Gustave Flaubert’s 1865 brooding and bittersweet tragedy about a 19th century self destructive woman and her tragic fall from grace has been filmed many times. There was even a recent contemporary take on the character with the recent French film Gemma Bovary. And Woody Allen used Flaubert’s famous character as the template for his Blue Jasmine, which featured an Oscar winning performance from Cate Blanchett. This latest version from Sophie Barthes (Cold Souls) is a visually sumptuous film but emotionally cold and dry.
Mia Wasikowska steps into the role of the flighty Emma Bovary, raised in a convent and then married off to the rather dull country physician Charles Bovary (Henry Lloyd-Hughes). But she quickly finds that life as the wife of a country doctor is rather tedious, and she is often left home alone while Charles is out visiting patients.

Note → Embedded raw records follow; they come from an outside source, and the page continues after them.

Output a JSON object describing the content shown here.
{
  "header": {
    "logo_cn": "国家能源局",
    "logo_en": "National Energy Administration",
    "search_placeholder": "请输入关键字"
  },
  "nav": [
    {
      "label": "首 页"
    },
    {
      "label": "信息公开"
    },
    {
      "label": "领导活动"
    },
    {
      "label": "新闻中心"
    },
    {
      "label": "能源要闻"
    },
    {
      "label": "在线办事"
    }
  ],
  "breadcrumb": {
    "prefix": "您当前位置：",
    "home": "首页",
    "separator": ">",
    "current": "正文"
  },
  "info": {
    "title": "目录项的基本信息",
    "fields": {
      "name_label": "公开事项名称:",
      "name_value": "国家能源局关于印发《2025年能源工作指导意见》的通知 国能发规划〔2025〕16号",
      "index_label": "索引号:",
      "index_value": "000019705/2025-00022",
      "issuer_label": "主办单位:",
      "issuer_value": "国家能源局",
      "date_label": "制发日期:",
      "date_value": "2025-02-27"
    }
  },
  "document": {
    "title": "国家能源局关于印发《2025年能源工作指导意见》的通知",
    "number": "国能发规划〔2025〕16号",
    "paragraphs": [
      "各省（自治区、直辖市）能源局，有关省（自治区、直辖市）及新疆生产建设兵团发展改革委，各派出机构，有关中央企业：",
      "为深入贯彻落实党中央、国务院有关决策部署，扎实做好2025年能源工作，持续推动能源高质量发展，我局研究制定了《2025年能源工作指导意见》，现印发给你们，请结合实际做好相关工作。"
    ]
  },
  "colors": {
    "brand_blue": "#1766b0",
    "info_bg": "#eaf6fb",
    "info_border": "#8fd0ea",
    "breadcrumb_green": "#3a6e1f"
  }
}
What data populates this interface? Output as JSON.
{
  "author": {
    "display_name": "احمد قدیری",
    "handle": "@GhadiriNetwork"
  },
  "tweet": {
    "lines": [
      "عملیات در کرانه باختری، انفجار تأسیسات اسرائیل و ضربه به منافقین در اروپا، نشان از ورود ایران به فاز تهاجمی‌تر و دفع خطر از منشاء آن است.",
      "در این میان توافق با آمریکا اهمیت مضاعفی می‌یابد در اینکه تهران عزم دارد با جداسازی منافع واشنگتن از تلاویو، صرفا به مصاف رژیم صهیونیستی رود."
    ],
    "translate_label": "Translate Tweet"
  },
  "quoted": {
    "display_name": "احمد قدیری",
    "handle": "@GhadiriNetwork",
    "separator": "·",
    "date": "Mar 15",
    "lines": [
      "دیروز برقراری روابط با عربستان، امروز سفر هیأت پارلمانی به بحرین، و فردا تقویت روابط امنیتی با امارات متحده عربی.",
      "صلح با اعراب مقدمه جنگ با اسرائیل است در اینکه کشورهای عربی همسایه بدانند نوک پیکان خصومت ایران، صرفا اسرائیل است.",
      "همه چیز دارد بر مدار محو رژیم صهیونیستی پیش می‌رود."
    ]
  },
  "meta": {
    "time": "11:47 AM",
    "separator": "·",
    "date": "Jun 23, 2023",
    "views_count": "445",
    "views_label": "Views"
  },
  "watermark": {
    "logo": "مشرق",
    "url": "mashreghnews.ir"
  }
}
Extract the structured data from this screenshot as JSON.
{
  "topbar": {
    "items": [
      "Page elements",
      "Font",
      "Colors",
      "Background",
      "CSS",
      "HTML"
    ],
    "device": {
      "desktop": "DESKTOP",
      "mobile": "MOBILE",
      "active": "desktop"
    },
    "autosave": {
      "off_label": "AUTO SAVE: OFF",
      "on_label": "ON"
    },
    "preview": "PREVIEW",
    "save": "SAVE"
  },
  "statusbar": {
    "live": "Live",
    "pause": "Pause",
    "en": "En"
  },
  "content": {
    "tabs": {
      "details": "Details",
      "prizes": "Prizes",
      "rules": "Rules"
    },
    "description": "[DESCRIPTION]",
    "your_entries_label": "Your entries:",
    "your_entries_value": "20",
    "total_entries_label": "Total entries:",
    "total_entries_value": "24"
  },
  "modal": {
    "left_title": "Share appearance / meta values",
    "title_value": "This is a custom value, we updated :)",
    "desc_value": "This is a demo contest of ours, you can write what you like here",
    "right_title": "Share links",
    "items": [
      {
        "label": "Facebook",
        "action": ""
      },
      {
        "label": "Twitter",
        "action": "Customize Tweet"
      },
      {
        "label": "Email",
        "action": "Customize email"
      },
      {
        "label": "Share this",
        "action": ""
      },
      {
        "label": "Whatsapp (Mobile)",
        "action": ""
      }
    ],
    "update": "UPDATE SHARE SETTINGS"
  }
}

She seeks solace in the arms of handsome young lawyer Leon (Ezra Miller, from The Perks of Being a Wallflower), until her passion drives him away. She also embarks on a torrid affair with the handsome and wealthy Marquis D’Andervilliers (Logan Marshall-Green). There is also some retail therapy with the cunning merchant Monsieur Lheureux (Rhys Ifans), who provides her with all the creature comforts she desires as she runs up a mountain of debts.
Barthes brings a strong feminist quality to the familiar material, and handles the story in rather unsympathetic fashion, which is perfectly suited to the tone of Flaubert’s novel. She has also contracted the dense novel to make it a much pacier tale here, jettisoning many characters and subplots. Barthes also uses the films to explore issues of class and the place of women in the 19th century. But her direction is also rather prosaic, resulting in a film that is ultimately rather dull and lacks the requisite passion.
Having previously played a similarly doomed and miserable literary heroine in Jane Eyre, Wasikowska is a great fit for Flaubert’s flawed and emotionally fragile Madame Bovary. She brings strength and a suitably enigmatic quality to her performance. Paul Giamatti brings his usual sleazy charm to his role as Homais, the obsequious chemist, while both Miller and Logan-Green are fairly bland as Emma’s younger suitors. Ifans is a standout as the sleazy merchant.
The film looks exquisite though with superb costumes, and some gorgeous cinematography from Andrij Parekh, who uses handheld camera and natural lighting to good effect. He also uses closeup to capture Emma’s feelings of being closed in and confined by the strictures of both the times and her small town setting.
Madame Bovary is available on DVD, Blu-ray and on-demand from 26 November 2015.
David Edwards is the editor of The Blurb and a contributor on film and television